→ Task description: Pictures aside, repeat every record below exactly.

[Extracted records Boundary: Start]

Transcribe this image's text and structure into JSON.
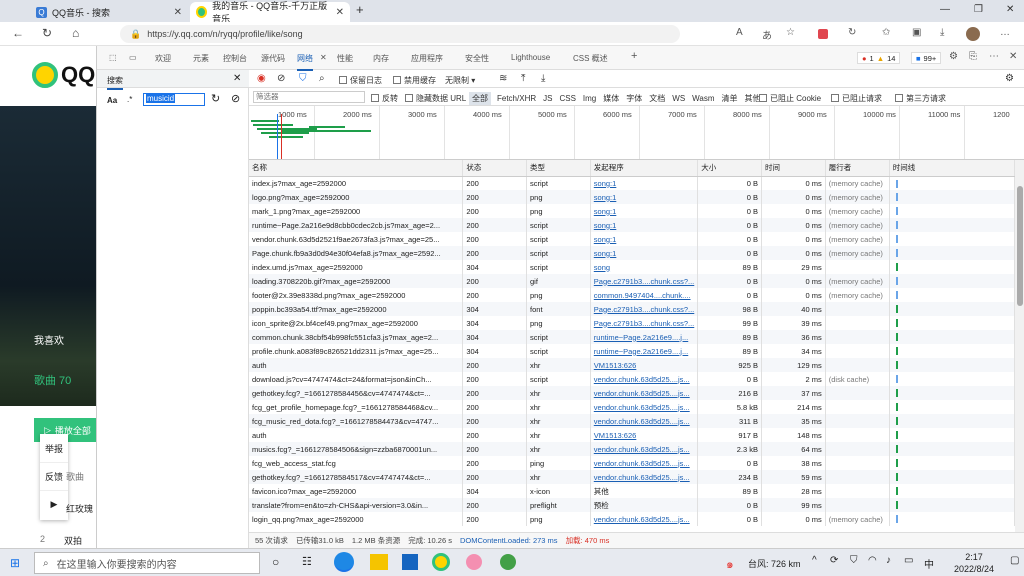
{
  "tabs": [
    {
      "title": "QQ音乐 - 搜索",
      "active": false
    },
    {
      "title": "我的音乐 - QQ音乐-千万正版音乐",
      "active": true
    }
  ],
  "address": {
    "url": "https://y.qq.com/n/ryqq/profile/like/song"
  },
  "page": {
    "logo": "QQ",
    "my_like": "我喜欢",
    "songs": "歌曲 70",
    "play_all": "播放全部",
    "report": "举报",
    "feedback": "反馈",
    "song_head": "歌曲",
    "song_name": "红玫瑰",
    "row_num": "2",
    "row_name": "双拍"
  },
  "devtools": {
    "tabs": [
      "欢迎",
      "元素",
      "控制台",
      "源代码",
      "网络",
      "性能",
      "内存",
      "应用程序",
      "安全性",
      "Lighthouse",
      "CSS 概述"
    ],
    "badges": {
      "errors": "1",
      "warnings": "14",
      "info": "99+"
    },
    "search": {
      "title": "搜索",
      "query": "musicid",
      "case_label": "Aa",
      "regex_label": ".*"
    },
    "toolbar": {
      "preserve_log": "保留日志",
      "disable_cache": "禁用缓存",
      "throttle": "无限制"
    },
    "filter": {
      "placeholder": "筛选器",
      "invert": "反转",
      "hide_data": "隐藏数据 URL",
      "all": "全部",
      "types": [
        "Fetch/XHR",
        "JS",
        "CSS",
        "Img",
        "媒体",
        "字体",
        "文档",
        "WS",
        "Wasm",
        "清单",
        "其他"
      ],
      "blocked_cookies": "已阻止 Cookie",
      "blocked_requests": "已阻止请求",
      "third_party": "第三方请求"
    },
    "ticks": [
      "1000 ms",
      "2000 ms",
      "3000 ms",
      "4000 ms",
      "5000 ms",
      "6000 ms",
      "7000 ms",
      "8000 ms",
      "9000 ms",
      "10000 ms",
      "11000 ms",
      "1200"
    ],
    "headers": [
      "名称",
      "状态",
      "类型",
      "发起程序",
      "大小",
      "时间",
      "履行者",
      "时间线"
    ],
    "rows": [
      [
        "index.js?max_age=2592000",
        "200",
        "script",
        "song:1",
        "0 B",
        "0 ms",
        "(memory cache)"
      ],
      [
        "logo.png?max_age=2592000",
        "200",
        "png",
        "song:1",
        "0 B",
        "0 ms",
        "(memory cache)"
      ],
      [
        "mark_1.png?max_age=2592000",
        "200",
        "png",
        "song:1",
        "0 B",
        "0 ms",
        "(memory cache)"
      ],
      [
        "runtime~Page.2a216e9d8cbb0cdec2cb.js?max_age=2...",
        "200",
        "script",
        "song:1",
        "0 B",
        "0 ms",
        "(memory cache)"
      ],
      [
        "vendor.chunk.63d5d2521f9ae2673fa3.js?max_age=25...",
        "200",
        "script",
        "song:1",
        "0 B",
        "0 ms",
        "(memory cache)"
      ],
      [
        "Page.chunk.fb9a3d0d94e30f04efa8.js?max_age=2592...",
        "200",
        "script",
        "song:1",
        "0 B",
        "0 ms",
        "(memory cache)"
      ],
      [
        "index.umd.js?max_age=2592000",
        "304",
        "script",
        "song",
        "89 B",
        "29 ms",
        ""
      ],
      [
        "loading.3708220b.gif?max_age=2592000",
        "200",
        "gif",
        "Page.c2791b3....chunk.css?...",
        "0 B",
        "0 ms",
        "(memory cache)"
      ],
      [
        "footer@2x.39e8338d.png?max_age=2592000",
        "200",
        "png",
        "common.9497404....chunk....",
        "0 B",
        "0 ms",
        "(memory cache)"
      ],
      [
        "poppin.bc393a54.ttf?max_age=2592000",
        "304",
        "font",
        "Page.c2791b3....chunk.css?...",
        "98 B",
        "40 ms",
        ""
      ],
      [
        "icon_sprite@2x.bf4cef49.png?max_age=2592000",
        "304",
        "png",
        "Page.c2791b3....chunk.css?...",
        "99 B",
        "39 ms",
        ""
      ],
      [
        "common.chunk.38cbf54b998fc551cfa3.js?max_age=2...",
        "304",
        "script",
        "runtime~Page.2a216e9....j...",
        "89 B",
        "36 ms",
        ""
      ],
      [
        "profile.chunk.a083f89c826521dd2311.js?max_age=25...",
        "304",
        "script",
        "runtime~Page.2a216e9....j...",
        "89 B",
        "34 ms",
        ""
      ],
      [
        "auth",
        "200",
        "xhr",
        "VM1513:626",
        "925 B",
        "129 ms",
        ""
      ],
      [
        "download.js?cv=4747474&ct=24&format=json&inCh...",
        "200",
        "script",
        "vendor.chunk.63d5d25....js...",
        "0 B",
        "2 ms",
        "(disk cache)"
      ],
      [
        "gethotkey.fcg?_=1661278584456&cv=4747474&ct=...",
        "200",
        "xhr",
        "vendor.chunk.63d5d25....js...",
        "216 B",
        "37 ms",
        ""
      ],
      [
        "fcg_get_profile_homepage.fcg?_=1661278584468&cv...",
        "200",
        "xhr",
        "vendor.chunk.63d5d25....js...",
        "5.8 kB",
        "214 ms",
        ""
      ],
      [
        "fcg_music_red_dota.fcg?_=1661278584473&cv=4747...",
        "200",
        "xhr",
        "vendor.chunk.63d5d25....js...",
        "311 B",
        "35 ms",
        ""
      ],
      [
        "auth",
        "200",
        "xhr",
        "VM1513:626",
        "917 B",
        "148 ms",
        ""
      ],
      [
        "musics.fcg?_=1661278584506&sign=zzba6870001un...",
        "200",
        "xhr",
        "vendor.chunk.63d5d25....js...",
        "2.3 kB",
        "64 ms",
        ""
      ],
      [
        "fcg_web_access_stat.fcg",
        "200",
        "ping",
        "vendor.chunk.63d5d25....js...",
        "0 B",
        "38 ms",
        ""
      ],
      [
        "gethotkey.fcg?_=1661278584517&cv=4747474&ct=...",
        "200",
        "xhr",
        "vendor.chunk.63d5d25....js...",
        "234 B",
        "59 ms",
        ""
      ],
      [
        "favicon.ico?max_age=2592000",
        "304",
        "x-icon",
        "其他",
        "89 B",
        "28 ms",
        ""
      ],
      [
        "translate?from=en&to=zh-CHS&api-version=3.0&in...",
        "200",
        "preflight",
        "预检",
        "0 B",
        "99 ms",
        ""
      ],
      [
        "login_qq.png?max_age=2592000",
        "200",
        "png",
        "vendor.chunk.63d5d25....js...",
        "0 B",
        "0 ms",
        "(memory cache)"
      ]
    ],
    "status": {
      "requests": "55 次请求",
      "transferred": "已传输31.0 kB",
      "resources": "1.2 MB 条资源",
      "finish": "完成: 10.26 s",
      "dcl": "DOMContentLoaded: 273 ms",
      "load": "加载: 470 ms"
    }
  },
  "taskbar": {
    "search_placeholder": "在这里输入你要搜索的内容",
    "weather": "台风: 726 km",
    "ime": "中",
    "time": "2:17",
    "date": "2022/8/24"
  }
}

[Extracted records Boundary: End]

→ Expected output:
Transcribe this image's text and structure into JSON.
{
  "tabs": [
    {
      "title": "QQ音乐 - 搜索",
      "active": false
    },
    {
      "title": "我的音乐 - QQ音乐-千万正版音乐",
      "active": true
    }
  ],
  "address": {
    "url": "https://y.qq.com/n/ryqq/profile/like/song"
  },
  "page": {
    "logo": "QQ",
    "my_like": "我喜欢",
    "songs": "歌曲 70",
    "play_all": "播放全部",
    "report": "举报",
    "feedback": "反馈",
    "song_head": "歌曲",
    "song_name": "红玫瑰",
    "row_num": "2",
    "row_name": "双拍"
  },
  "devtools": {
    "tabs": [
      "欢迎",
      "元素",
      "控制台",
      "源代码",
      "网络",
      "性能",
      "内存",
      "应用程序",
      "安全性",
      "Lighthouse",
      "CSS 概述"
    ],
    "badges": {
      "errors": "1",
      "warnings": "14",
      "info": "99+"
    },
    "search": {
      "title": "搜索",
      "query": "musicid",
      "case_label": "Aa",
      "regex_label": ".*"
    },
    "toolbar": {
      "preserve_log": "保留日志",
      "disable_cache": "禁用缓存",
      "throttle": "无限制"
    },
    "filter": {
      "placeholder": "筛选器",
      "invert": "反转",
      "hide_data": "隐藏数据 URL",
      "all": "全部",
      "types": [
        "Fetch/XHR",
        "JS",
        "CSS",
        "Img",
        "媒体",
        "字体",
        "文档",
        "WS",
        "Wasm",
        "清单",
        "其他"
      ],
      "blocked_cookies": "已阻止 Cookie",
      "blocked_requests": "已阻止请求",
      "third_party": "第三方请求"
    },
    "ticks": [
      "1000 ms",
      "2000 ms",
      "3000 ms",
      "4000 ms",
      "5000 ms",
      "6000 ms",
      "7000 ms",
      "8000 ms",
      "9000 ms",
      "10000 ms",
      "11000 ms",
      "1200"
    ],
    "headers": [
      "名称",
      "状态",
      "类型",
      "发起程序",
      "大小",
      "时间",
      "履行者",
      "时间线"
    ],
    "rows": [
      [
        "index.js?max_age=2592000",
        "200",
        "script",
        "song:1",
        "0 B",
        "0 ms",
        "(memory cache)"
      ],
      [
        "logo.png?max_age=2592000",
        "200",
        "png",
        "song:1",
        "0 B",
        "0 ms",
        "(memory cache)"
      ],
      [
        "mark_1.png?max_age=2592000",
        "200",
        "png",
        "song:1",
        "0 B",
        "0 ms",
        "(memory cache)"
      ],
      [
        "runtime~Page.2a216e9d8cbb0cdec2cb.js?max_age=2...",
        "200",
        "script",
        "song:1",
        "0 B",
        "0 ms",
        "(memory cache)"
      ],
      [
        "vendor.chunk.63d5d2521f9ae2673fa3.js?max_age=25...",
        "200",
        "script",
        "song:1",
        "0 B",
        "0 ms",
        "(memory cache)"
      ],
      [
        "Page.chunk.fb9a3d0d94e30f04efa8.js?max_age=2592...",
        "200",
        "script",
        "song:1",
        "0 B",
        "0 ms",
        "(memory cache)"
      ],
      [
        "index.umd.js?max_age=2592000",
        "304",
        "script",
        "song",
        "89 B",
        "29 ms",
        ""
      ],
      [
        "loading.3708220b.gif?max_age=2592000",
        "200",
        "gif",
        "Page.c2791b3....chunk.css?...",
        "0 B",
        "0 ms",
        "(memory cache)"
      ],
      [
        "footer@2x.39e8338d.png?max_age=2592000",
        "200",
        "png",
        "common.9497404....chunk....",
        "0 B",
        "0 ms",
        "(memory cache)"
      ],
      [
        "poppin.bc393a54.ttf?max_age=2592000",
        "304",
        "font",
        "Page.c2791b3....chunk.css?...",
        "98 B",
        "40 ms",
        ""
      ],
      [
        "icon_sprite@2x.bf4cef49.png?max_age=2592000",
        "304",
        "png",
        "Page.c2791b3....chunk.css?...",
        "99 B",
        "39 ms",
        ""
      ],
      [
        "common.chunk.38cbf54b998fc551cfa3.js?max_age=2...",
        "304",
        "script",
        "runtime~Page.2a216e9....j...",
        "89 B",
        "36 ms",
        ""
      ],
      [
        "profile.chunk.a083f89c826521dd2311.js?max_age=25...",
        "304",
        "script",
        "runtime~Page.2a216e9....j...",
        "89 B",
        "34 ms",
        ""
      ],
      [
        "auth",
        "200",
        "xhr",
        "VM1513:626",
        "925 B",
        "129 ms",
        ""
      ],
      [
        "download.js?cv=4747474&ct=24&format=json&inCh...",
        "200",
        "script",
        "vendor.chunk.63d5d25....js...",
        "0 B",
        "2 ms",
        "(disk cache)"
      ],
      [
        "gethotkey.fcg?_=1661278584456&cv=4747474&ct=...",
        "200",
        "xhr",
        "vendor.chunk.63d5d25....js...",
        "216 B",
        "37 ms",
        ""
      ],
      [
        "fcg_get_profile_homepage.fcg?_=1661278584468&cv...",
        "200",
        "xhr",
        "vendor.chunk.63d5d25....js...",
        "5.8 kB",
        "214 ms",
        ""
      ],
      [
        "fcg_music_red_dota.fcg?_=1661278584473&cv=4747...",
        "200",
        "xhr",
        "vendor.chunk.63d5d25....js...",
        "311 B",
        "35 ms",
        ""
      ],
      [
        "auth",
        "200",
        "xhr",
        "VM1513:626",
        "917 B",
        "148 ms",
        ""
      ],
      [
        "musics.fcg?_=1661278584506&sign=zzba6870001un...",
        "200",
        "xhr",
        "vendor.chunk.63d5d25....js...",
        "2.3 kB",
        "64 ms",
        ""
      ],
      [
        "fcg_web_access_stat.fcg",
        "200",
        "ping",
        "vendor.chunk.63d5d25....js...",
        "0 B",
        "38 ms",
        ""
      ],
      [
        "gethotkey.fcg?_=1661278584517&cv=4747474&ct=...",
        "200",
        "xhr",
        "vendor.chunk.63d5d25....js...",
        "234 B",
        "59 ms",
        ""
      ],
      [
        "favicon.ico?max_age=2592000",
        "304",
        "x-icon",
        "其他",
        "89 B",
        "28 ms",
        ""
      ],
      [
        "translate?from=en&to=zh-CHS&api-version=3.0&in...",
        "200",
        "preflight",
        "预检",
        "0 B",
        "99 ms",
        ""
      ],
      [
        "login_qq.png?max_age=2592000",
        "200",
        "png",
        "vendor.chunk.63d5d25....js...",
        "0 B",
        "0 ms",
        "(memory cache)"
      ]
    ],
    "status": {
      "requests": "55 次请求",
      "transferred": "已传输31.0 kB",
      "resources": "1.2 MB 条资源",
      "finish": "完成: 10.26 s",
      "dcl": "DOMContentLoaded: 273 ms",
      "load": "加载: 470 ms"
    }
  },
  "taskbar": {
    "search_placeholder": "在这里输入你要搜索的内容",
    "weather": "台风: 726 km",
    "ime": "中",
    "time": "2:17",
    "date": "2022/8/24"
  }
}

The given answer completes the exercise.